## Assignment
Every line of the records below that has the word "What" should be copied.

(Page and application data records)
+ + + + +
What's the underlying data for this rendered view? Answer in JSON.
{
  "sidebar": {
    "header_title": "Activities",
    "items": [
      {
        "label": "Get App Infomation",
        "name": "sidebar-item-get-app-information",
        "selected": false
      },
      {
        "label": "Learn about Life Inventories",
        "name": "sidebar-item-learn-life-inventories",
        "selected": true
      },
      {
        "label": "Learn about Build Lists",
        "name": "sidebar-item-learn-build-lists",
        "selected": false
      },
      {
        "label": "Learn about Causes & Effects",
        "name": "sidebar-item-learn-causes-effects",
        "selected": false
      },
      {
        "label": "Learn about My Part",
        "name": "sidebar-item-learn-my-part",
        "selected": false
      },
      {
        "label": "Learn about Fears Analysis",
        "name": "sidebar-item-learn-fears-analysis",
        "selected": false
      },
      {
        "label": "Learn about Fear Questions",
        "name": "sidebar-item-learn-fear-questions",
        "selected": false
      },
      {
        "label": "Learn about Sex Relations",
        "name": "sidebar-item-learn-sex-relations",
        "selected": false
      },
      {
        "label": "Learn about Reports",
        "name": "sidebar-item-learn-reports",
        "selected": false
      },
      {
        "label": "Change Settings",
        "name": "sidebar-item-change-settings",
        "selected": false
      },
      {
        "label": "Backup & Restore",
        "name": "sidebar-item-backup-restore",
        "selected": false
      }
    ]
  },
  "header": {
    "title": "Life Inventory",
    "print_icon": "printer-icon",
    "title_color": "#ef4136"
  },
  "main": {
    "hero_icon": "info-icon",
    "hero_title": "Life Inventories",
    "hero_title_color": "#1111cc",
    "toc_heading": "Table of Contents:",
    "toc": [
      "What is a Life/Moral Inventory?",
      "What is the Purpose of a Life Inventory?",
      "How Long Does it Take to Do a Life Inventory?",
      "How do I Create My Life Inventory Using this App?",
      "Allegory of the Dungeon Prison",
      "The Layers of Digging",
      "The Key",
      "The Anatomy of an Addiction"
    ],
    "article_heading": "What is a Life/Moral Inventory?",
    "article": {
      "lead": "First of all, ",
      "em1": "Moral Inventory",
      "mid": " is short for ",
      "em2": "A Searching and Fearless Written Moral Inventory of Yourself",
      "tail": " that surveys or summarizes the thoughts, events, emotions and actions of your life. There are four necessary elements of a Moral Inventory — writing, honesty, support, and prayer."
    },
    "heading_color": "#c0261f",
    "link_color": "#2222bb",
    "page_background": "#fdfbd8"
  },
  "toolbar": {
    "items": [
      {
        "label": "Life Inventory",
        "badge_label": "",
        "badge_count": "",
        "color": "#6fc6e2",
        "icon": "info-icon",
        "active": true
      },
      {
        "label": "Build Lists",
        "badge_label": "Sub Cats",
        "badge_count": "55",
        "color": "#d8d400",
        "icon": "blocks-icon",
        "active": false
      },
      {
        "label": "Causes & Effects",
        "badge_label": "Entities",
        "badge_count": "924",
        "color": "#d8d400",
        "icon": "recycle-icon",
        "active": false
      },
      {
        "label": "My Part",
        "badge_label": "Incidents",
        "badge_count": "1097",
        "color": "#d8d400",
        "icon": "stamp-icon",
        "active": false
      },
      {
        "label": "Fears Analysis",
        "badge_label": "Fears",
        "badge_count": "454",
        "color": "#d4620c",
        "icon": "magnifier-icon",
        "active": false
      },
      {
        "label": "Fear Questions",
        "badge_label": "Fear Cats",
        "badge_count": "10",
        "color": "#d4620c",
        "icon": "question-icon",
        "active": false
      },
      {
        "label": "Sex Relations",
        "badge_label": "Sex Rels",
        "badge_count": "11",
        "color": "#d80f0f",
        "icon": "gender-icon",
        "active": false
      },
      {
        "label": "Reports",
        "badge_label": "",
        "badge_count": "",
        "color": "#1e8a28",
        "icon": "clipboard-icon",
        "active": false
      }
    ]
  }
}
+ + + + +
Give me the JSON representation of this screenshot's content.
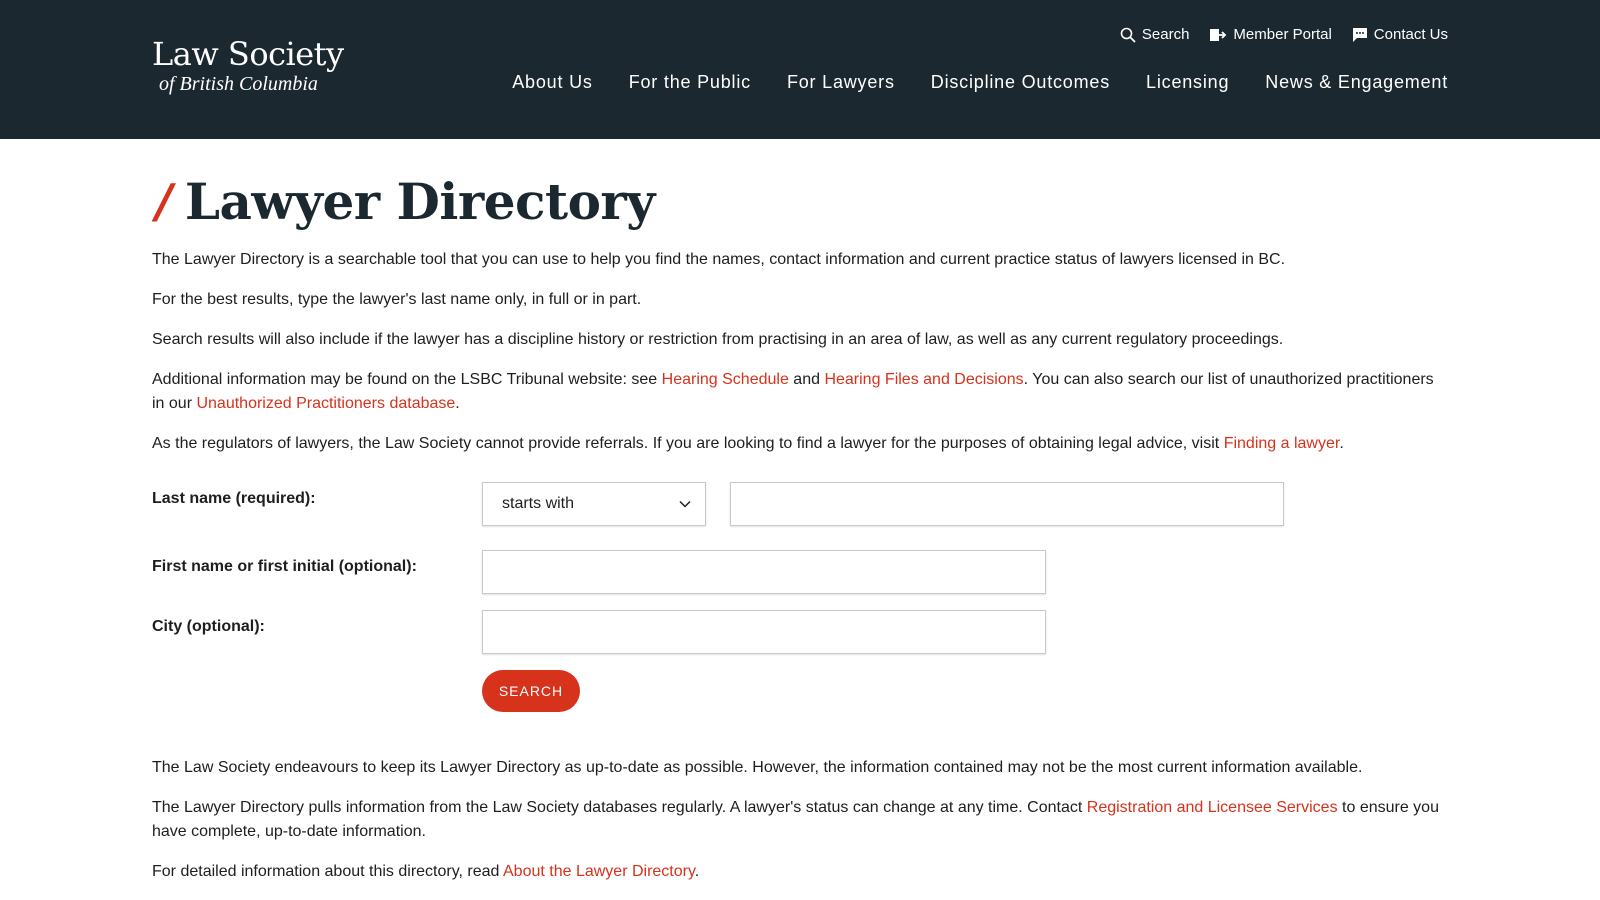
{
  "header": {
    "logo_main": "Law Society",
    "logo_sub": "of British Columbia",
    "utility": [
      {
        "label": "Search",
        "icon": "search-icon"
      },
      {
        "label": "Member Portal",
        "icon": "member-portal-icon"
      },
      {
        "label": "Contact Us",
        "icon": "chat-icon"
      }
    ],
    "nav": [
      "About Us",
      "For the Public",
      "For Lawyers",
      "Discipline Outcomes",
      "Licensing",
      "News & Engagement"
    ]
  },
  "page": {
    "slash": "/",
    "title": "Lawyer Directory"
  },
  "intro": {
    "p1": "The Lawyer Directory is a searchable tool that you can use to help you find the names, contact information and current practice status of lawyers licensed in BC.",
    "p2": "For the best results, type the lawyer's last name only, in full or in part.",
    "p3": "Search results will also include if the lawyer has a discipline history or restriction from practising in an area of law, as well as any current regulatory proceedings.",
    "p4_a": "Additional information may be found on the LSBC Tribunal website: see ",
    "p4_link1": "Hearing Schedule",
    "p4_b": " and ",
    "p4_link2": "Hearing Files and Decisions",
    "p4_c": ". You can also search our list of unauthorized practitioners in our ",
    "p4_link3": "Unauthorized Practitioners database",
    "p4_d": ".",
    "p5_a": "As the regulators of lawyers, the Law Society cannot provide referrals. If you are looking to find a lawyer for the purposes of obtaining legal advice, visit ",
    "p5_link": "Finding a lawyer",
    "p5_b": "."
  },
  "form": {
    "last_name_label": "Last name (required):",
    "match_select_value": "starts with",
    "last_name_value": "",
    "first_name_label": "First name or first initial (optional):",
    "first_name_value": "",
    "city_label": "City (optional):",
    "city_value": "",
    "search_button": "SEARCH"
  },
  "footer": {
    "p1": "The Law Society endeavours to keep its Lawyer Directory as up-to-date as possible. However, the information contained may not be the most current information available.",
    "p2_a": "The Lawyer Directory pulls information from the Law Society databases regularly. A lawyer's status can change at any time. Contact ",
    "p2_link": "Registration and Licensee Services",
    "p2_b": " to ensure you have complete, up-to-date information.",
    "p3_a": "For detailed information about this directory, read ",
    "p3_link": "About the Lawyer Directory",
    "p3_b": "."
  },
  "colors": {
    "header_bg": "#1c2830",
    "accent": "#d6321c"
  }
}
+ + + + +
## Reply
What's the underlying data for this rendered view? Answer in JSON.
      "What is a Life/Moral Inventory?",
      "What is the Purpose of a Life Inventory?",
    "article_heading": "What is a Life/Moral Inventory?",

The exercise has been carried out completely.